> **What you need to do**: Each line of the data below must be given again exactly as written.

Start of Listed entries

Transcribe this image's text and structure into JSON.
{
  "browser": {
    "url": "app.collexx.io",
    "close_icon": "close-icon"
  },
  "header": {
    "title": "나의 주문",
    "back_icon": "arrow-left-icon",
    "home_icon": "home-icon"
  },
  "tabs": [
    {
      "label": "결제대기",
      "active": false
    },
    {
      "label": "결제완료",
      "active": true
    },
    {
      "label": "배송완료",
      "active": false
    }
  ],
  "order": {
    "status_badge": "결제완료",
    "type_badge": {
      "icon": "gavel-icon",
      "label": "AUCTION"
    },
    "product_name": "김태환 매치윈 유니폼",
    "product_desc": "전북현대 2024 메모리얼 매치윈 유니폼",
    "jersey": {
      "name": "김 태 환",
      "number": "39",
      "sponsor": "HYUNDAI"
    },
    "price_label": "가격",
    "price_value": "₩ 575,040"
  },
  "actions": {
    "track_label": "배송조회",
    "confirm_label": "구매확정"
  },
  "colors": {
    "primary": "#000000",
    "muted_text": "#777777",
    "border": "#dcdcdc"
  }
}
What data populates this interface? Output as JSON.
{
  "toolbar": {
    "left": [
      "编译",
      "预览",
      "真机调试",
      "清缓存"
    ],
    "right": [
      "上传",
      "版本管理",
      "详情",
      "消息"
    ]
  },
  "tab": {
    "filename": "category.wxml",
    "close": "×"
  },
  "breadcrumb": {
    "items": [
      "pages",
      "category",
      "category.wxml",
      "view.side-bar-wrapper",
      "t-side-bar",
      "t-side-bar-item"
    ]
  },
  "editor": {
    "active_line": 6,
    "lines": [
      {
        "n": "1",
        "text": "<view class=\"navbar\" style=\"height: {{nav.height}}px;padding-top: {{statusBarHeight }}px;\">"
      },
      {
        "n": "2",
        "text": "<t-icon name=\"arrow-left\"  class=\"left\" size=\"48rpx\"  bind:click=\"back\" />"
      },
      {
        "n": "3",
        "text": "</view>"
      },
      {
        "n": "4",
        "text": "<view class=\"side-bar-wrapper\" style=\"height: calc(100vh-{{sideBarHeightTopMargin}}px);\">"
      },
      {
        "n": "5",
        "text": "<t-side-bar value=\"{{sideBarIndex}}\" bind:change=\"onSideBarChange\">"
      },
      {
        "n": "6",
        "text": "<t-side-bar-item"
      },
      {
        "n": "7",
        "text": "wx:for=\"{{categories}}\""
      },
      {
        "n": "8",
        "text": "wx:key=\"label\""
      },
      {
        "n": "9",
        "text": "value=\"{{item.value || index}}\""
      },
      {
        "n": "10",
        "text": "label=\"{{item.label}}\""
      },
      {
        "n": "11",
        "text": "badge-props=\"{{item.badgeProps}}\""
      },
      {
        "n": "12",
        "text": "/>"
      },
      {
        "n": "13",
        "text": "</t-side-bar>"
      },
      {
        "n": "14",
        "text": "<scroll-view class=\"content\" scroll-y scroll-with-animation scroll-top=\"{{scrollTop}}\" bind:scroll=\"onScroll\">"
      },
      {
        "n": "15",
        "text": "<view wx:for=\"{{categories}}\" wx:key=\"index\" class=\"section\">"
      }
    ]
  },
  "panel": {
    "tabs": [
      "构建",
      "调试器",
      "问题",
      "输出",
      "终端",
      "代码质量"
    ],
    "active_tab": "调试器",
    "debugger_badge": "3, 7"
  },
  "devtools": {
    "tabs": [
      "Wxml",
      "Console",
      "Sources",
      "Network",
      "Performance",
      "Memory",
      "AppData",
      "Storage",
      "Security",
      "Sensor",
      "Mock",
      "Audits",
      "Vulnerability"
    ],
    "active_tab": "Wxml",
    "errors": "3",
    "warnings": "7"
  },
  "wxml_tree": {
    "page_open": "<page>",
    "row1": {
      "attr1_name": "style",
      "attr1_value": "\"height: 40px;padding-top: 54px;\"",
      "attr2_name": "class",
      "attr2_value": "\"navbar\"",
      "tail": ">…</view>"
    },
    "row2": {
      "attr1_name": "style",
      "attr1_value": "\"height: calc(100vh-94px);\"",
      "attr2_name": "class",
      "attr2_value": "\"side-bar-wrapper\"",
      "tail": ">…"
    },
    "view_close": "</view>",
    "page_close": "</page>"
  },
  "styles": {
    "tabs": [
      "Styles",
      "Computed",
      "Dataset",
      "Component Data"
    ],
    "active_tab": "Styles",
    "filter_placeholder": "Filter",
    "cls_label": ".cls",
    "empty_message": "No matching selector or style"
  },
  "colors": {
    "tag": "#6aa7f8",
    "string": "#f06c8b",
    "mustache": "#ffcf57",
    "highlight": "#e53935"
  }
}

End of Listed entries

> **Result of this task**:
Transcribe this image's text and structure into JSON.
{
  "browser": {
    "url": "app.collexx.io",
    "close_icon": "close-icon"
  },
  "header": {
    "title": "나의 주문",
    "back_icon": "arrow-left-icon",
    "home_icon": "home-icon"
  },
  "tabs": [
    {
      "label": "결제대기",
      "active": false
    },
    {
      "label": "결제완료",
      "active": true
    },
    {
      "label": "배송완료",
      "active": false
    }
  ],
  "order": {
    "status_badge": "결제완료",
    "type_badge": {
      "icon": "gavel-icon",
      "label": "AUCTION"
    },
    "product_name": "김태환 매치윈 유니폼",
    "product_desc": "전북현대 2024 메모리얼 매치윈 유니폼",
    "jersey": {
      "name": "김 태 환",
      "number": "39",
      "sponsor": "HYUNDAI"
    },
    "price_label": "가격",
    "price_value": "₩ 575,040"
  },
  "actions": {
    "track_label": "배송조회",
    "confirm_label": "구매확정"
  },
  "colors": {
    "primary": "#000000",
    "muted_text": "#777777",
    "border": "#dcdcdc"
  }
}
What data populates this interface? Output as JSON.
{
  "toolbar": {
    "left": [
      "编译",
      "预览",
      "真机调试",
      "清缓存"
    ],
    "right": [
      "上传",
      "版本管理",
      "详情",
      "消息"
    ]
  },
  "tab": {
    "filename": "category.wxml",
    "close": "×"
  },
  "breadcrumb": {
    "items": [
      "pages",
      "category",
      "category.wxml",
      "view.side-bar-wrapper",
      "t-side-bar",
      "t-side-bar-item"
    ]
  },
  "editor": {
    "active_line": 6,
    "lines": [
      {
        "n": "1",
        "text": "<view class=\"navbar\" style=\"height: {{nav.height}}px;padding-top: {{statusBarHeight }}px;\">"
      },
      {
        "n": "2",
        "text": "<t-icon name=\"arrow-left\"  class=\"left\" size=\"48rpx\"  bind:click=\"back\" />"
      },
      {
        "n": "3",
        "text": "</view>"
      },
      {
        "n": "4",
        "text": "<view class=\"side-bar-wrapper\" style=\"height: calc(100vh-{{sideBarHeightTopMargin}}px);\">"
      },
      {
        "n": "5",
        "text": "<t-side-bar value=\"{{sideBarIndex}}\" bind:change=\"onSideBarChange\">"
      },
      {
        "n": "6",
        "text": "<t-side-bar-item"
      },
      {
        "n": "7",
        "text": "wx:for=\"{{categories}}\""
      },
      {
        "n": "8",
        "text": "wx:key=\"label\""
      },
      {
        "n": "9",
        "text": "value=\"{{item.value || index}}\""
      },
      {
        "n": "10",
        "text": "label=\"{{item.label}}\""
      },
      {
        "n": "11",
        "text": "badge-props=\"{{item.badgeProps}}\""
      },
      {
        "n": "12",
        "text": "/>"
      },
      {
        "n": "13",
        "text": "</t-side-bar>"
      },
      {
        "n": "14",
        "text": "<scroll-view class=\"content\" scroll-y scroll-with-animation scroll-top=\"{{scrollTop}}\" bind:scroll=\"onScroll\">"
      },
      {
        "n": "15",
        "text": "<view wx:for=\"{{categories}}\" wx:key=\"index\" class=\"section\">"
      }
    ]
  },
  "panel": {
    "tabs": [
      "构建",
      "调试器",
      "问题",
      "输出",
      "终端",
      "代码质量"
    ],
    "active_tab": "调试器",
    "debugger_badge": "3, 7"
  },
  "devtools": {
    "tabs": [
      "Wxml",
      "Console",
      "Sources",
      "Network",
      "Performance",
      "Memory",
      "AppData",
      "Storage",
      "Security",
      "Sensor",
      "Mock",
      "Audits",
      "Vulnerability"
    ],
    "active_tab": "Wxml",
    "errors": "3",
    "warnings": "7"
  },
  "wxml_tree": {
    "page_open": "<page>",
    "row1": {
      "attr1_name": "style",
      "attr1_value": "\"height: 40px;padding-top: 54px;\"",
      "attr2_name": "class",
      "attr2_value": "\"navbar\"",
      "tail": ">…</view>"
    },
    "row2": {
      "attr1_name": "style",
      "attr1_value": "\"height: calc(100vh-94px);\"",
      "attr2_name": "class",
      "attr2_value": "\"side-bar-wrapper\"",
      "tail": ">…"
    },
    "view_close": "</view>",
    "page_close": "</page>"
  },
  "styles": {
    "tabs": [
      "Styles",
      "Computed",
      "Dataset",
      "Component Data"
    ],
    "active_tab": "Styles",
    "filter_placeholder": "Filter",
    "cls_label": ".cls",
    "empty_message": "No matching selector or style"
  },
  "colors": {
    "tag": "#6aa7f8",
    "string": "#f06c8b",
    "mustache": "#ffcf57",
    "highlight": "#e53935"
  }
}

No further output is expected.